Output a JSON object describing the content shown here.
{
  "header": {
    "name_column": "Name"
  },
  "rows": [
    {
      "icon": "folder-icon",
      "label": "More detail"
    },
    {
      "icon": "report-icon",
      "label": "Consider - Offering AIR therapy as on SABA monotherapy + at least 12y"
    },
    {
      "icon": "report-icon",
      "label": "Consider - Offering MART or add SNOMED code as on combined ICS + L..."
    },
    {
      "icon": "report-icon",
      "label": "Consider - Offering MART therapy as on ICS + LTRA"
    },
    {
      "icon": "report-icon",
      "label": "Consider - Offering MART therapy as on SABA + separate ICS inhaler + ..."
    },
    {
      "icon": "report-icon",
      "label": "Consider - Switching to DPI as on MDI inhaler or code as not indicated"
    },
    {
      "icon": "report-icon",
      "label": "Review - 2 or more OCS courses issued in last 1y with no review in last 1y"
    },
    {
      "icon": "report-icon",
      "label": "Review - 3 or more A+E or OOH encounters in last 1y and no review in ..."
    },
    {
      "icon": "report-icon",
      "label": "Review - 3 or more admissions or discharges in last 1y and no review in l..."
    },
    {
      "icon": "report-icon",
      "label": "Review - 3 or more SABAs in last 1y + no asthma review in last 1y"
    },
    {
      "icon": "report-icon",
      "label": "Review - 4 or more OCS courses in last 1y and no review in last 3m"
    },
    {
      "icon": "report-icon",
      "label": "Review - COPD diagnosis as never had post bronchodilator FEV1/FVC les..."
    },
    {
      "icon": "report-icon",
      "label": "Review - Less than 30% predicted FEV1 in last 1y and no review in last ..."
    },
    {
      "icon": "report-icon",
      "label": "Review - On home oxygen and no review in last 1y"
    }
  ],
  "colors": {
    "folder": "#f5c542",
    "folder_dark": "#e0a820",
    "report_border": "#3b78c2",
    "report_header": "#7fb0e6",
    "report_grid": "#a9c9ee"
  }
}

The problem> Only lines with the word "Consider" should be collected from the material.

Output for this task>
      "label": "Consider - Offering AIR therapy as on SABA monotherapy + at least 12y"
      "label": "Consider - Offering MART or add SNOMED code as on combined ICS + L..."
      "label": "Consider - Offering MART therapy as on ICS + LTRA"
      "label": "Consider - Offering MART therapy as on SABA + separate ICS inhaler + ..."
      "label": "Consider - Switching to DPI as on MDI inhaler or code as not indicated"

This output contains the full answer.